What the task asks: Copy every record that follows, word for word.

..........

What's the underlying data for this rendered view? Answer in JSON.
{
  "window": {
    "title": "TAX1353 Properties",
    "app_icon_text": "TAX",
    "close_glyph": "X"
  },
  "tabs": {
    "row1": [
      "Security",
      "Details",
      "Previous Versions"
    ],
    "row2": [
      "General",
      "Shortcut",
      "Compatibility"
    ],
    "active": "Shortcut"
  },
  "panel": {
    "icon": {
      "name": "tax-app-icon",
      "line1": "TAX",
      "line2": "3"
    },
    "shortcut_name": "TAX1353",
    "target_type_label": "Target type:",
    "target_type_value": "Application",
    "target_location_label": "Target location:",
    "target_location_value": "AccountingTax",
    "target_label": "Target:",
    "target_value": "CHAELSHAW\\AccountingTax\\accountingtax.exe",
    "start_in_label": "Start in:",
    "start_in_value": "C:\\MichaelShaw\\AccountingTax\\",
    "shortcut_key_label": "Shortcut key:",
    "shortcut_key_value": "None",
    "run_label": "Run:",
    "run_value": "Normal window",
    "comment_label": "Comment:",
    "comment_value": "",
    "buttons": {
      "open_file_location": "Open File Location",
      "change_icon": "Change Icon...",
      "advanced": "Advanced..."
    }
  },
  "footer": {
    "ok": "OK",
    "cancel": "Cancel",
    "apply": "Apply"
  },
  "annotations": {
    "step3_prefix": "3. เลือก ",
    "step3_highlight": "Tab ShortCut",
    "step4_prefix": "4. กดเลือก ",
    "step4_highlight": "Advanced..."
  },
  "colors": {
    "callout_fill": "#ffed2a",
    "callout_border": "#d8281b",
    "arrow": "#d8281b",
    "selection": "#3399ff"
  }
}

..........

Output:
What's the underlying data for this rendered view? Answer in JSON.
{
  "window": {
    "title": "TAX1353 Properties",
    "app_icon_text": "TAX",
    "close_glyph": "X"
  },
  "tabs": {
    "row1": [
      "Security",
      "Details",
      "Previous Versions"
    ],
    "row2": [
      "General",
      "Shortcut",
      "Compatibility"
    ],
    "active": "Shortcut"
  },
  "panel": {
    "icon": {
      "name": "tax-app-icon",
      "line1": "TAX",
      "line2": "3"
    },
    "shortcut_name": "TAX1353",
    "target_type_label": "Target type:",
    "target_type_value": "Application",
    "target_location_label": "Target location:",
    "target_location_value": "AccountingTax",
    "target_label": "Target:",
    "target_value": "CHAELSHAW\\AccountingTax\\accountingtax.exe",
    "start_in_label": "Start in:",
    "start_in_value": "C:\\MichaelShaw\\AccountingTax\\",
    "shortcut_key_label": "Shortcut key:",
    "shortcut_key_value": "None",
    "run_label": "Run:",
    "run_value": "Normal window",
    "comment_label": "Comment:",
    "comment_value": "",
    "buttons": {
      "open_file_location": "Open File Location",
      "change_icon": "Change Icon...",
      "advanced": "Advanced..."
    }
  },
  "footer": {
    "ok": "OK",
    "cancel": "Cancel",
    "apply": "Apply"
  },
  "annotations": {
    "step3_prefix": "3. เลือก ",
    "step3_highlight": "Tab ShortCut",
    "step4_prefix": "4. กดเลือก ",
    "step4_highlight": "Advanced..."
  },
  "colors": {
    "callout_fill": "#ffed2a",
    "callout_border": "#d8281b",
    "arrow": "#d8281b",
    "selection": "#3399ff"
  }
}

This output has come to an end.